An old section of an elementary school in Indiana is to be torn down this summer, a section that includes a chimney long used by Chimney Swifts for nesting.  One might now expect to read how the evil school district tore down the chimney in the dark of night to hide the act from enraged environmentalists, but, in fact, nothing of the sort happened.  In fact:

SAS [Sassafras Audubon Society] had a meeting with the school and decided the best solution would be to screen the old structure before the swifts returned and erect another hollow structure where they could nest during the summer months.

Dodd said he was surprised by how supportive Fairview was of the project.

‘The school has really embraced the idea,’ he said.  ‘The children have learned the history of the swifts and the kids have even drawn them in art class. It’s really been a bit of an educational tool.’

Wait, so harm to the swifts was reduced (if not prevented altogether) and kids (and adults) had their level of awareness raised?  Now that is a positive story with a happy ending for a Monday morning!  Way to go Fairview Elementary School and Sassafras Audubon Society!
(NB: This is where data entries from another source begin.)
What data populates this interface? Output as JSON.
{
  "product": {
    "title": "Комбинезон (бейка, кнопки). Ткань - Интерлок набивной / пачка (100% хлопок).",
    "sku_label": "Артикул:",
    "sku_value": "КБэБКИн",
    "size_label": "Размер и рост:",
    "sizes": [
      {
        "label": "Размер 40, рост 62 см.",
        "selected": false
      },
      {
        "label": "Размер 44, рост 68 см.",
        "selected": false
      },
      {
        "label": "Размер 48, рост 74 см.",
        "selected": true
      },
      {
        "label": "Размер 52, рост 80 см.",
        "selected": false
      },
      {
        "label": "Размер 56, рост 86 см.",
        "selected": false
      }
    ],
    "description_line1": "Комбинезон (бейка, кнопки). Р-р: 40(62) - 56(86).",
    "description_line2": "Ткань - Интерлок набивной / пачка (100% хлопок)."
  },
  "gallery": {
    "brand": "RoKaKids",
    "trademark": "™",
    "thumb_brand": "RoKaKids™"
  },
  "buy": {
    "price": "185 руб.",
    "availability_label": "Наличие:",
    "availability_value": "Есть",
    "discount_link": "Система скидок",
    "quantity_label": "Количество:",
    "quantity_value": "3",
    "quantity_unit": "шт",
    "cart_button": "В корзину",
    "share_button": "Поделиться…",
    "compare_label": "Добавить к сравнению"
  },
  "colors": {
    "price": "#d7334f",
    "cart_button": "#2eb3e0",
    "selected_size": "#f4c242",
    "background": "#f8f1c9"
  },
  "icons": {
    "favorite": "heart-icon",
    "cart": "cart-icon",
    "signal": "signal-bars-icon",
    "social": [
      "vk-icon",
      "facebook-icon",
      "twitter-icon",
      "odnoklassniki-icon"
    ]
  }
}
Written by Corey
Corey is a New Yorker who lived most of his life in upstate New York but has lived in Queens since 2008. He's only been birding since 2005 but has garnered a respectable life list by birding whenever he wasn't working as a union representative or spending time with his family. He lives in Forest Hills with Daisy and Desmond Shearwater. His bird photographs have appeared on the Today Show, in Birding, Living Bird Magazine, Bird Watcher's Digest, and many other fine publications. He is also the author of the American Birding Association Field Guide to the Birds of New York.